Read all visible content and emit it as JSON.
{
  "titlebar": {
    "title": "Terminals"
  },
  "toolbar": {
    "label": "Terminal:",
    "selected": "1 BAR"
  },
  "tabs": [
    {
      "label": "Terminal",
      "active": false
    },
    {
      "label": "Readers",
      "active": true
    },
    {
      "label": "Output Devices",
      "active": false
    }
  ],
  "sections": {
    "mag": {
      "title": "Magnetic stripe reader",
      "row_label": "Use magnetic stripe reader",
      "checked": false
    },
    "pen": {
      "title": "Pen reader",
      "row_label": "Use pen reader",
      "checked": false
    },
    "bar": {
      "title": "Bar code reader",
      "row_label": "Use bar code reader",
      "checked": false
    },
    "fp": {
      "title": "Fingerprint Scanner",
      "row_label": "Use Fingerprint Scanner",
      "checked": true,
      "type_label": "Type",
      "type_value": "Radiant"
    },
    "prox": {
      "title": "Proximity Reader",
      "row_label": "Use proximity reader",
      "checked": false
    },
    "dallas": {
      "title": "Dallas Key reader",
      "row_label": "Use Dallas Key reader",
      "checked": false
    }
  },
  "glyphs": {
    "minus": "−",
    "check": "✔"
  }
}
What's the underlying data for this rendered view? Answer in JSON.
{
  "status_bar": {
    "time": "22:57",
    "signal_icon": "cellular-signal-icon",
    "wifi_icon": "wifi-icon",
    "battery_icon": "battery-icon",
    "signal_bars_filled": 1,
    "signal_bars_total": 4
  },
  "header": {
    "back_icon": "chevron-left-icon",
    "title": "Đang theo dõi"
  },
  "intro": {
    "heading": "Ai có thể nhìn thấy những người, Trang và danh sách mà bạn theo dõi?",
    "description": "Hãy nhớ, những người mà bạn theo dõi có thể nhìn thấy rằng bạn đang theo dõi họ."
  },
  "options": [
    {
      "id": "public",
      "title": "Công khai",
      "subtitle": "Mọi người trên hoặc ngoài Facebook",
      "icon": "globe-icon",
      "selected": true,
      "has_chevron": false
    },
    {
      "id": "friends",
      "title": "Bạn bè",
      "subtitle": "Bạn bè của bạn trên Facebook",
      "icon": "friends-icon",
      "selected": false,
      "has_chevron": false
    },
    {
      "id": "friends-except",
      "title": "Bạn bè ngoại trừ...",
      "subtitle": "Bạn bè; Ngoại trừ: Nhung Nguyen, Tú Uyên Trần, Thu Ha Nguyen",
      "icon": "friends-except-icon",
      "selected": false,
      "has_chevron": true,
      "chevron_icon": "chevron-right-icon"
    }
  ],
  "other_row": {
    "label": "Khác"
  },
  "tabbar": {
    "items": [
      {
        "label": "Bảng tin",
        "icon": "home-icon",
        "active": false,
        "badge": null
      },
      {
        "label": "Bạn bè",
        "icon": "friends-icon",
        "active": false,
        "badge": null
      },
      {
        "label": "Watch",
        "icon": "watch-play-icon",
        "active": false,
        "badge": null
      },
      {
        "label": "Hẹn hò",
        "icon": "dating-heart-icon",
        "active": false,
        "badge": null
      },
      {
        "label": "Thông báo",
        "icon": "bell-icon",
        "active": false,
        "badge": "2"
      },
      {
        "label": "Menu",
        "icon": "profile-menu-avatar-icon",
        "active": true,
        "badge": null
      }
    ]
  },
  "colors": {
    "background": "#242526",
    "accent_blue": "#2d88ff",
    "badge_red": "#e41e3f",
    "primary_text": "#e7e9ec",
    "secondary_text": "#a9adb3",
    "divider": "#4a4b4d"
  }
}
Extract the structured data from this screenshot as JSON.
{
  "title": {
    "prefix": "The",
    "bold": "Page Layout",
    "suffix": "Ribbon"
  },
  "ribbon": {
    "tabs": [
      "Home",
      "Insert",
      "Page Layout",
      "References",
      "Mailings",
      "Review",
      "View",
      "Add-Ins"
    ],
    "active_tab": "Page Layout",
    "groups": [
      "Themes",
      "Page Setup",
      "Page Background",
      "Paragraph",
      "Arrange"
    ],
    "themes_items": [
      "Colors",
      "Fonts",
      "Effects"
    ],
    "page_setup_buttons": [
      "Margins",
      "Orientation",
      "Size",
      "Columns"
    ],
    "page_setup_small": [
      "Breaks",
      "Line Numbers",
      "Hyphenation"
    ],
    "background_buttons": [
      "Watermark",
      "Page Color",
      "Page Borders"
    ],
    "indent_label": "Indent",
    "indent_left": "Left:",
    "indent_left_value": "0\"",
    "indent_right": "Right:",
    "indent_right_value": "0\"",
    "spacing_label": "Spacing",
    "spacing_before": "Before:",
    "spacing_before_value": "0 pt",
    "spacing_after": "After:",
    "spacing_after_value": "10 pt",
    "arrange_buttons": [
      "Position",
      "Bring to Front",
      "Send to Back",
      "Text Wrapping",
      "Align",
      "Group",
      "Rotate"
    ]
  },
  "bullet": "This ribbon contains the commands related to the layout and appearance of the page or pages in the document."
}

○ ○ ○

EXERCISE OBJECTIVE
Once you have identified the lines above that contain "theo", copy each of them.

SOLUTION TO THIS PROBLEM
    "title": "Đang theo dõi"
    "heading": "Ai có thể nhìn thấy những người, Trang và danh sách mà bạn theo dõi?",
    "description": "Hãy nhớ, những người mà bạn theo dõi có thể nhìn thấy rằng bạn đang theo dõi họ."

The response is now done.